As a result, would-be vacationers face uncertainty and frustratingly differing options.Vermontand Maine occupy urged all company to self-quarantine for 2 weeks upon coming into the convey. But in towns cherish North Conway, there’s no blanket directive for out-of-convey hikers who’re thirsting for hemlock evergreens andkrummholz, the gnarled bonsai-cherish trees that grow at the timberline. Hikers are being told to construct on masks and care for their distance, even though cramped towns don’t occupy the sources to construct in force social distancing measures.
Hiking on care for—for now
All this uncertainty is inflicting some vacationers to rethink their summer season plans. Jonathan Rosenfield, a social worker basically based completely in Boston, has build his current northern New England hiking plans on care for.

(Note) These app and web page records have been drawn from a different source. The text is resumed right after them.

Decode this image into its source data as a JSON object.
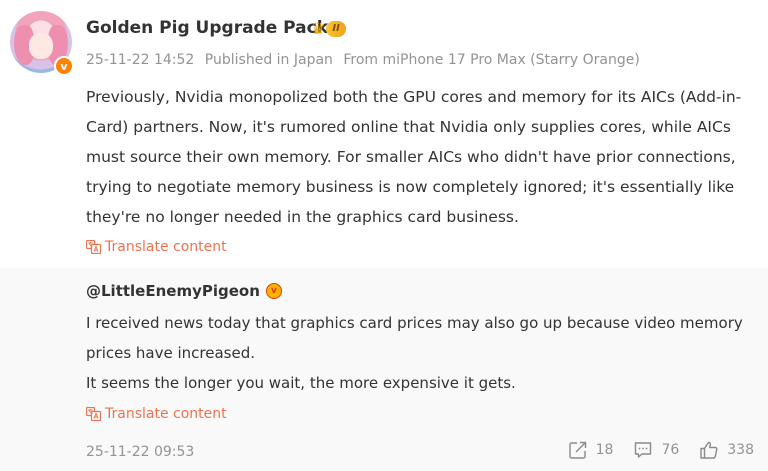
{
  "post": {
    "username": "Golden Pig Upgrade Pack",
    "level_badge": "II",
    "verify_mark": "v",
    "meta": {
      "timestamp": "25-11-22 14:52",
      "location": "Published in Japan",
      "source": "From miPhone 17 Pro Max (Starry Orange)"
    },
    "text": "Previously, Nvidia monopolized both the GPU cores and memory for its AICs (Add-in-Card) partners. Now, it's rumored online that Nvidia only supplies cores, while AICs must source their own memory. For smaller AICs who didn't have prior connections, trying to negotiate memory business is now completely ignored; it's essentially like they're no longer needed in the graphics card business.",
    "translate_label": "Translate content"
  },
  "comment": {
    "author": "@LittleEnemyPigeon",
    "author_badge": "v",
    "lines": [
      "I received news today that graphics card prices may also go up because video memory prices have increased.",
      "It seems the longer you wait, the more expensive it gets."
    ],
    "translate_label": "Translate content",
    "date": "25-11-22 09:53",
    "actions": {
      "share_count": "18",
      "comment_count": "76",
      "like_count": "338"
    }
  },
  "colors": {
    "accent_link": "#eb7350",
    "meta_gray": "#939393",
    "verify_orange": "#ff8200",
    "comment_bg": "#f9f9f9"
  },
  "icons": {
    "translate": "translate-icon",
    "share": "share-icon",
    "comment": "comment-icon",
    "like": "thumbs-up-icon"
  }
}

As a replace, he’s begun taking localized “urban hikes” all the intention in which throughout the unheard of side streets and forgotten parklets of the metropolis. “I’ve been discovering every form of resplendent lifeless ends and slightly homes around where I live,” he says. “I famous possess the natural world without a noises from cars, nonetheless I cherish seeing new things.”

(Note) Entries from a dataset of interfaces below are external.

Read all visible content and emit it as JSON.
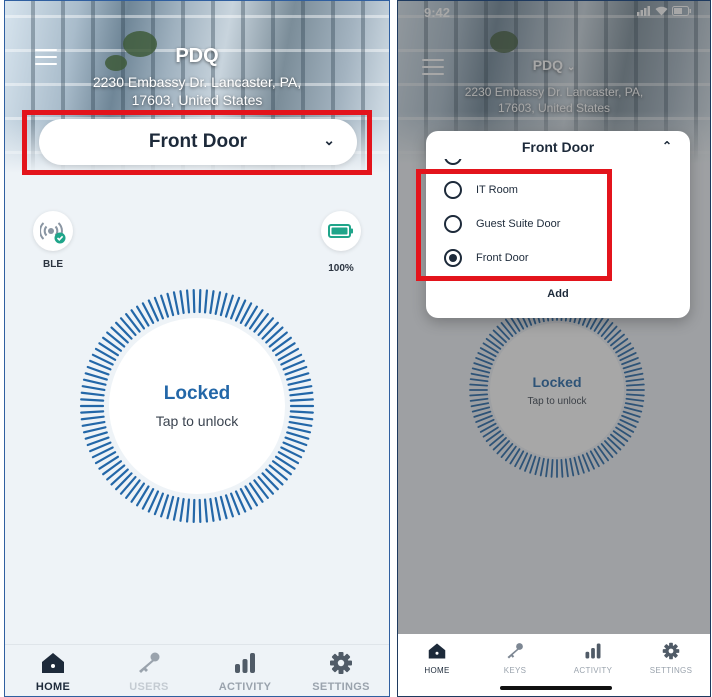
{
  "left": {
    "header": {
      "site_name": "PDQ",
      "address": "2230 Embassy Dr. Lancaster, PA, 17603, United States"
    },
    "door_selector": {
      "label": "Front Door"
    },
    "ble": {
      "label": "BLE"
    },
    "battery": {
      "label": "100%",
      "level": 1.0
    },
    "lock": {
      "state": "Locked",
      "hint": "Tap to unlock"
    },
    "tabs": [
      {
        "label": "HOME",
        "icon": "home-icon",
        "active": true
      },
      {
        "label": "USERS",
        "icon": "key-icon",
        "active": false
      },
      {
        "label": "ACTIVITY",
        "icon": "bar-chart-icon",
        "active": false
      },
      {
        "label": "SETTINGS",
        "icon": "gear-icon",
        "active": false
      }
    ]
  },
  "right": {
    "status_bar": {
      "time": "9:42"
    },
    "header": {
      "site_name": "PDQ",
      "address": "2230 Embassy Dr. Lancaster, PA, 17603, United States"
    },
    "dropdown": {
      "title": "Front Door",
      "options": [
        {
          "label": "IT Room",
          "selected": false
        },
        {
          "label": "Guest Suite Door",
          "selected": false
        },
        {
          "label": "Front Door",
          "selected": true
        }
      ],
      "add_label": "Add"
    },
    "lock": {
      "state": "Locked",
      "hint": "Tap to unlock"
    },
    "tabs": [
      {
        "label": "HOME",
        "icon": "home-icon",
        "active": true
      },
      {
        "label": "KEYS",
        "icon": "key-icon",
        "active": false
      },
      {
        "label": "ACTIVITY",
        "icon": "bar-chart-icon",
        "active": false
      },
      {
        "label": "SETTINGS",
        "icon": "gear-icon",
        "active": false
      }
    ]
  },
  "colors": {
    "accent": "#2367a8",
    "highlight": "#e3141c",
    "tab_active": "#1d2a3a",
    "tab_inactive": "#9aa3ad"
  }
}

Alison Dunn, a wine commerce official, has taken a an analogous come to summer season hiking. She’s been scaling the hills in Dorchester, her neighborhood and one among Boston’s most COVID-afflicted communities.
Dunn had been planning to carry segment in a fundraising ascent of Mount Washington this summer season, for the excellent thing concerning the mountaintopweather observatory. But that’s now not going down anymore.
For Dunn, who grew up in a cramped town in Georgia, a summer season without backcountry hiking is a sacrifice that feels cherish the accurate component to care for out, especially now. It’s a lesson she realized final yr, when she seen firsthand how locals felt at the stop of the autumn foliage season within the Whites.
“That you just might per chance well well presumably sense this reduction that the deluge of vacation makers became in a roundabout intention over and folks might per chance well well return to their towns, and I felt cherish a fraud,” she recollects thinking abet then. “I’m from a cramped rural town within the geographical region, and I must appreciate these towns, because I’m a customer. And but, right here I am. That you just might per chance well well presumably also gaze my [Massachusetts] plates within the driveway.”